Records for the exercise:
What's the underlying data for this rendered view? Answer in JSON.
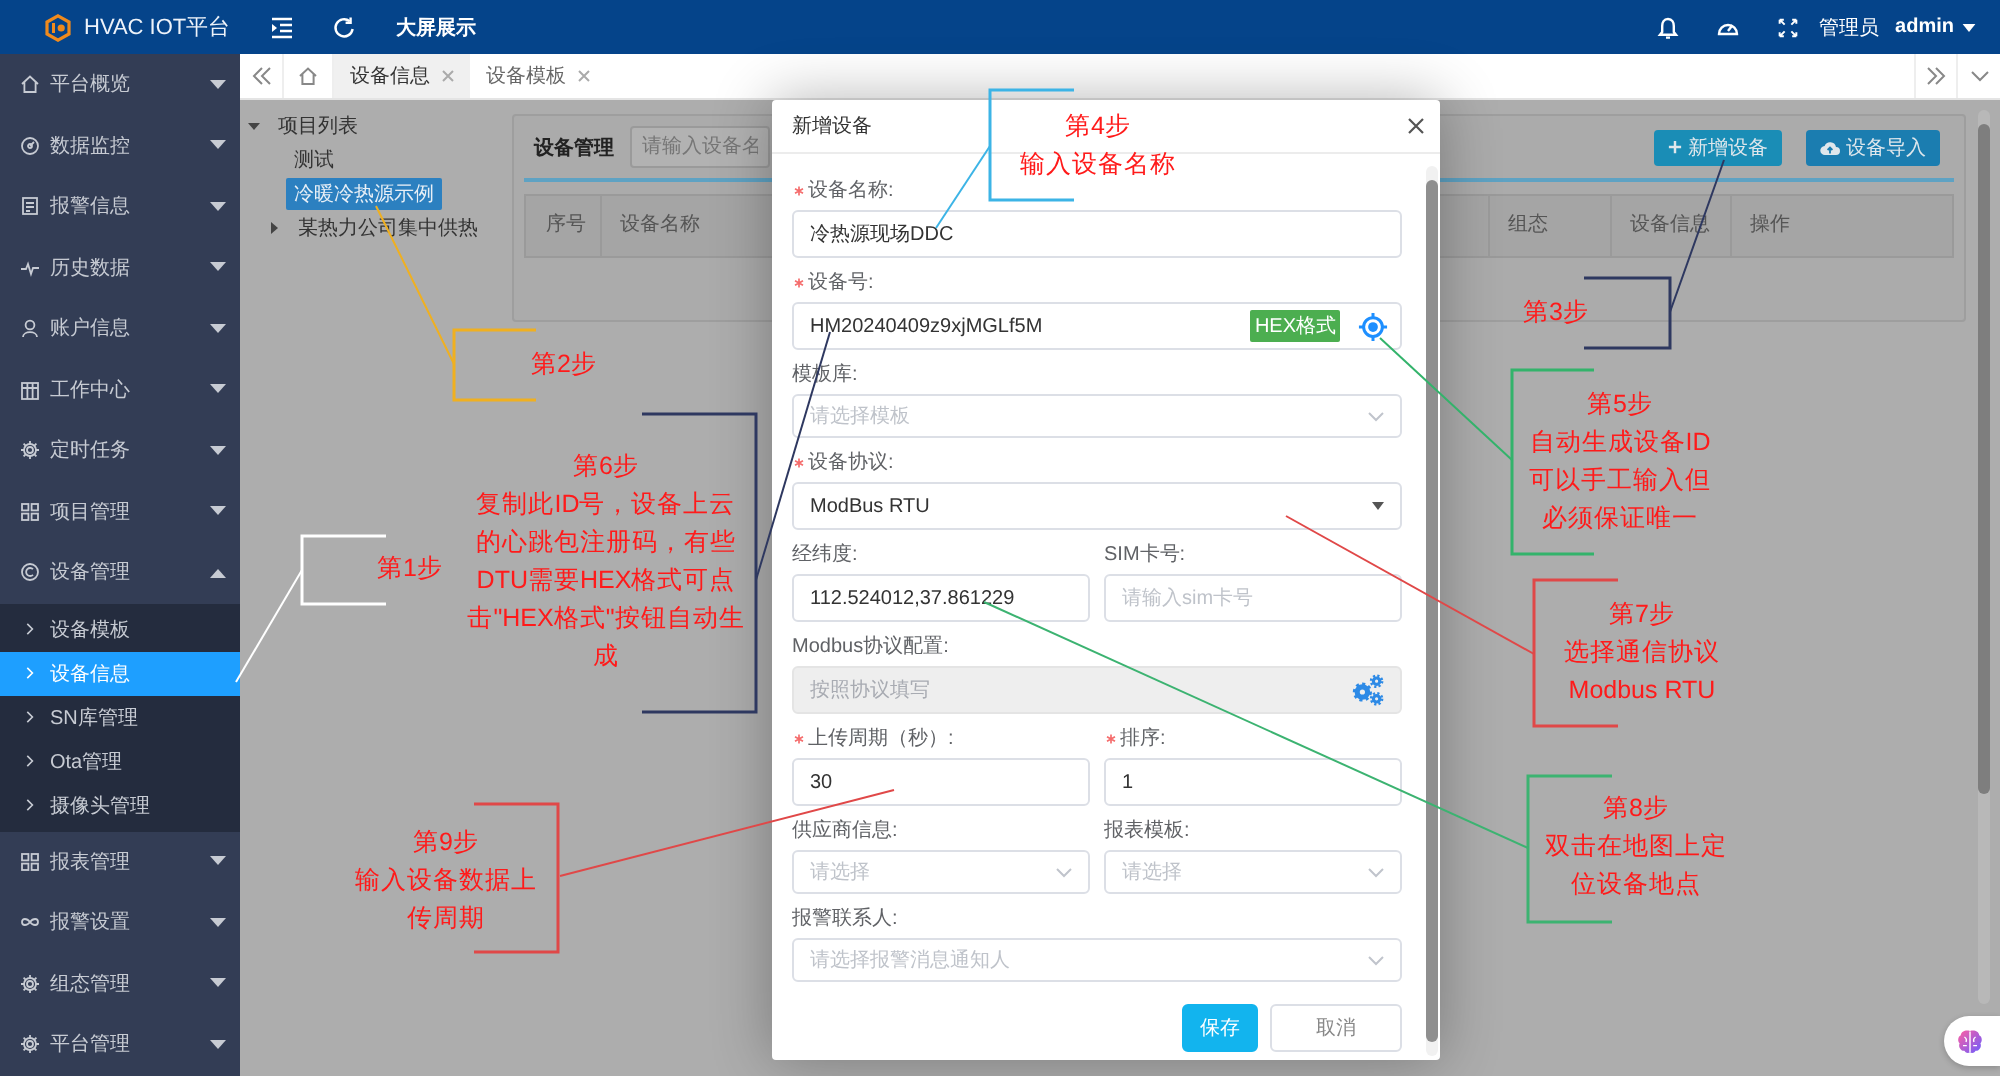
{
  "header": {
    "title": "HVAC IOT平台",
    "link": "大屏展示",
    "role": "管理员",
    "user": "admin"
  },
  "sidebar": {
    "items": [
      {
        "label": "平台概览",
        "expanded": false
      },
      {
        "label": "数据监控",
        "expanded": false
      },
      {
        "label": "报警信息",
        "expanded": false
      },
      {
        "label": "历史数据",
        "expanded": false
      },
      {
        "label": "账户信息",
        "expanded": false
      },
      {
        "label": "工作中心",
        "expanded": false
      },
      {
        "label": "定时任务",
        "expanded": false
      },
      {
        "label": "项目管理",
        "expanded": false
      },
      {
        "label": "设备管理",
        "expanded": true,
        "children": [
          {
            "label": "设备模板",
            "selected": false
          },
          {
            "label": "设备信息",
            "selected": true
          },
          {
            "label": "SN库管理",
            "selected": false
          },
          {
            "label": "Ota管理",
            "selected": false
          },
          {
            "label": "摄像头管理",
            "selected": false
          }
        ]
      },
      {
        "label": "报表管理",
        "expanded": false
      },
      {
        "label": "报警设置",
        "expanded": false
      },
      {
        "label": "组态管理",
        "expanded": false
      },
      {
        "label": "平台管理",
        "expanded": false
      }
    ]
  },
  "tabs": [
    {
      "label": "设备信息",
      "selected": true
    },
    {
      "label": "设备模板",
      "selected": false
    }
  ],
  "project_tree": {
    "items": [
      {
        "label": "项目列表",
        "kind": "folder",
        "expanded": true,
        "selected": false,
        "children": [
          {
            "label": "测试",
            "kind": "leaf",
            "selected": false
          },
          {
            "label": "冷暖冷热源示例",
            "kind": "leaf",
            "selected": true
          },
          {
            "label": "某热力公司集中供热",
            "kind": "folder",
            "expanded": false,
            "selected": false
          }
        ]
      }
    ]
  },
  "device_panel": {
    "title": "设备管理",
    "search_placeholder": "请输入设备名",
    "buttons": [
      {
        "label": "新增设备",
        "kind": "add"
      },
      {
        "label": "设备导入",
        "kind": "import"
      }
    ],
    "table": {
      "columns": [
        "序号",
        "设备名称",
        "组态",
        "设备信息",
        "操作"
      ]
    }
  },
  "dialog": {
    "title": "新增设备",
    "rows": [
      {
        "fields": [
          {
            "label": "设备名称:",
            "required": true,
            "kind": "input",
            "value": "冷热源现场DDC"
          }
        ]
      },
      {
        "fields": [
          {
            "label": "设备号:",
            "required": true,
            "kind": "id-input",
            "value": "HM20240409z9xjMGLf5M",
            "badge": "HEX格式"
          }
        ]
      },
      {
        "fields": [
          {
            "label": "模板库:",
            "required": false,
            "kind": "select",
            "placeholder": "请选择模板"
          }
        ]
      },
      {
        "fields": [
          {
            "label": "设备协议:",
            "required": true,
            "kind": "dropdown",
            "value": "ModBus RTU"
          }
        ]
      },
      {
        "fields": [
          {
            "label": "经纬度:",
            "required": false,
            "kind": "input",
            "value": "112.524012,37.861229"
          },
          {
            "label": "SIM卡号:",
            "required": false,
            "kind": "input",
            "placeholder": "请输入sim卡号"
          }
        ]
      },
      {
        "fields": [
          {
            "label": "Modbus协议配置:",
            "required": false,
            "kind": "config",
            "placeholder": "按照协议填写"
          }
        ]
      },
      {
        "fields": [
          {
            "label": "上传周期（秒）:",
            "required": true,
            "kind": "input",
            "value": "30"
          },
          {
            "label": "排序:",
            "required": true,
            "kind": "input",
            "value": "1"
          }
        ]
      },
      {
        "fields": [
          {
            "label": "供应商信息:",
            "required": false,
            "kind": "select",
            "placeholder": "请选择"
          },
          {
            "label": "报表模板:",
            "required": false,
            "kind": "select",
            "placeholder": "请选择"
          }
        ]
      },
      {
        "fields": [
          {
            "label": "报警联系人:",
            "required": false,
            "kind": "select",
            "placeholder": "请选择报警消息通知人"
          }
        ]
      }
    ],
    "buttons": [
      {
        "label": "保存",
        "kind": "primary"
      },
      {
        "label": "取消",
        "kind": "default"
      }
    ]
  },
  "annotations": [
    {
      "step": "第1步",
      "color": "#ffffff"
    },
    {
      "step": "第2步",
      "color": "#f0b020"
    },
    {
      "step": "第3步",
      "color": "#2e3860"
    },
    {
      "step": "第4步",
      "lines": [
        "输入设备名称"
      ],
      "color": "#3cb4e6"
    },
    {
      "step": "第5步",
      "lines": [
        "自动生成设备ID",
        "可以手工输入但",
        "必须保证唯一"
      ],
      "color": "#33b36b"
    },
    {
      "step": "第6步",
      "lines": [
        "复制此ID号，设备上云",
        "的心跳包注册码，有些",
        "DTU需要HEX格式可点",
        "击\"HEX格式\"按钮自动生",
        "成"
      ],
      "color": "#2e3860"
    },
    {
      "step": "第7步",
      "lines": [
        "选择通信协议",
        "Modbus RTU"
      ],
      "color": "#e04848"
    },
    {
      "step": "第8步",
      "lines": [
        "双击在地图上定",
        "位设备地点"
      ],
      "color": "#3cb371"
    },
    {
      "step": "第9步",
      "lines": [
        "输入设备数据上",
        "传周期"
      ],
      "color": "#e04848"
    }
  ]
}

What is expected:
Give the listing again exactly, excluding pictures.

Exercise response:
What's the underlying data for this rendered view? Answer in JSON.
{
  "header": {
    "title": "HVAC IOT平台",
    "link": "大屏展示",
    "role": "管理员",
    "user": "admin"
  },
  "sidebar": {
    "items": [
      {
        "label": "平台概览",
        "expanded": false
      },
      {
        "label": "数据监控",
        "expanded": false
      },
      {
        "label": "报警信息",
        "expanded": false
      },
      {
        "label": "历史数据",
        "expanded": false
      },
      {
        "label": "账户信息",
        "expanded": false
      },
      {
        "label": "工作中心",
        "expanded": false
      },
      {
        "label": "定时任务",
        "expanded": false
      },
      {
        "label": "项目管理",
        "expanded": false
      },
      {
        "label": "设备管理",
        "expanded": true,
        "children": [
          {
            "label": "设备模板",
            "selected": false
          },
          {
            "label": "设备信息",
            "selected": true
          },
          {
            "label": "SN库管理",
            "selected": false
          },
          {
            "label": "Ota管理",
            "selected": false
          },
          {
            "label": "摄像头管理",
            "selected": false
          }
        ]
      },
      {
        "label": "报表管理",
        "expanded": false
      },
      {
        "label": "报警设置",
        "expanded": false
      },
      {
        "label": "组态管理",
        "expanded": false
      },
      {
        "label": "平台管理",
        "expanded": false
      }
    ]
  },
  "tabs": [
    {
      "label": "设备信息",
      "selected": true
    },
    {
      "label": "设备模板",
      "selected": false
    }
  ],
  "project_tree": {
    "items": [
      {
        "label": "项目列表",
        "kind": "folder",
        "expanded": true,
        "selected": false,
        "children": [
          {
            "label": "测试",
            "kind": "leaf",
            "selected": false
          },
          {
            "label": "冷暖冷热源示例",
            "kind": "leaf",
            "selected": true
          },
          {
            "label": "某热力公司集中供热",
            "kind": "folder",
            "expanded": false,
            "selected": false
          }
        ]
      }
    ]
  },
  "device_panel": {
    "title": "设备管理",
    "search_placeholder": "请输入设备名",
    "buttons": [
      {
        "label": "新增设备",
        "kind": "add"
      },
      {
        "label": "设备导入",
        "kind": "import"
      }
    ],
    "table": {
      "columns": [
        "序号",
        "设备名称",
        "组态",
        "设备信息",
        "操作"
      ]
    }
  },
  "dialog": {
    "title": "新增设备",
    "rows": [
      {
        "fields": [
          {
            "label": "设备名称:",
            "required": true,
            "kind": "input",
            "value": "冷热源现场DDC"
          }
        ]
      },
      {
        "fields": [
          {
            "label": "设备号:",
            "required": true,
            "kind": "id-input",
            "value": "HM20240409z9xjMGLf5M",
            "badge": "HEX格式"
          }
        ]
      },
      {
        "fields": [
          {
            "label": "模板库:",
            "required": false,
            "kind": "select",
            "placeholder": "请选择模板"
          }
        ]
      },
      {
        "fields": [
          {
            "label": "设备协议:",
            "required": true,
            "kind": "dropdown",
            "value": "ModBus RTU"
          }
        ]
      },
      {
        "fields": [
          {
            "label": "经纬度:",
            "required": false,
            "kind": "input",
            "value": "112.524012,37.861229"
          },
          {
            "label": "SIM卡号:",
            "required": false,
            "kind": "input",
            "placeholder": "请输入sim卡号"
          }
        ]
      },
      {
        "fields": [
          {
            "label": "Modbus协议配置:",
            "required": false,
            "kind": "config",
            "placeholder": "按照协议填写"
          }
        ]
      },
      {
        "fields": [
          {
            "label": "上传周期（秒）:",
            "required": true,
            "kind": "input",
            "value": "30"
          },
          {
            "label": "排序:",
            "required": true,
            "kind": "input",
            "value": "1"
          }
        ]
      },
      {
        "fields": [
          {
            "label": "供应商信息:",
            "required": false,
            "kind": "select",
            "placeholder": "请选择"
          },
          {
            "label": "报表模板:",
            "required": false,
            "kind": "select",
            "placeholder": "请选择"
          }
        ]
      },
      {
        "fields": [
          {
            "label": "报警联系人:",
            "required": false,
            "kind": "select",
            "placeholder": "请选择报警消息通知人"
          }
        ]
      }
    ],
    "buttons": [
      {
        "label": "保存",
        "kind": "primary"
      },
      {
        "label": "取消",
        "kind": "default"
      }
    ]
  },
  "annotations": [
    {
      "step": "第1步",
      "color": "#ffffff"
    },
    {
      "step": "第2步",
      "color": "#f0b020"
    },
    {
      "step": "第3步",
      "color": "#2e3860"
    },
    {
      "step": "第4步",
      "lines": [
        "输入设备名称"
      ],
      "color": "#3cb4e6"
    },
    {
      "step": "第5步",
      "lines": [
        "自动生成设备ID",
        "可以手工输入但",
        "必须保证唯一"
      ],
      "color": "#33b36b"
    },
    {
      "step": "第6步",
      "lines": [
        "复制此ID号，设备上云",
        "的心跳包注册码，有些",
        "DTU需要HEX格式可点",
        "击\"HEX格式\"按钮自动生",
        "成"
      ],
      "color": "#2e3860"
    },
    {
      "step": "第7步",
      "lines": [
        "选择通信协议",
        "Modbus RTU"
      ],
      "color": "#e04848"
    },
    {
      "step": "第8步",
      "lines": [
        "双击在地图上定",
        "位设备地点"
      ],
      "color": "#3cb371"
    },
    {
      "step": "第9步",
      "lines": [
        "输入设备数据上",
        "传周期"
      ],
      "color": "#e04848"
    }
  ]
}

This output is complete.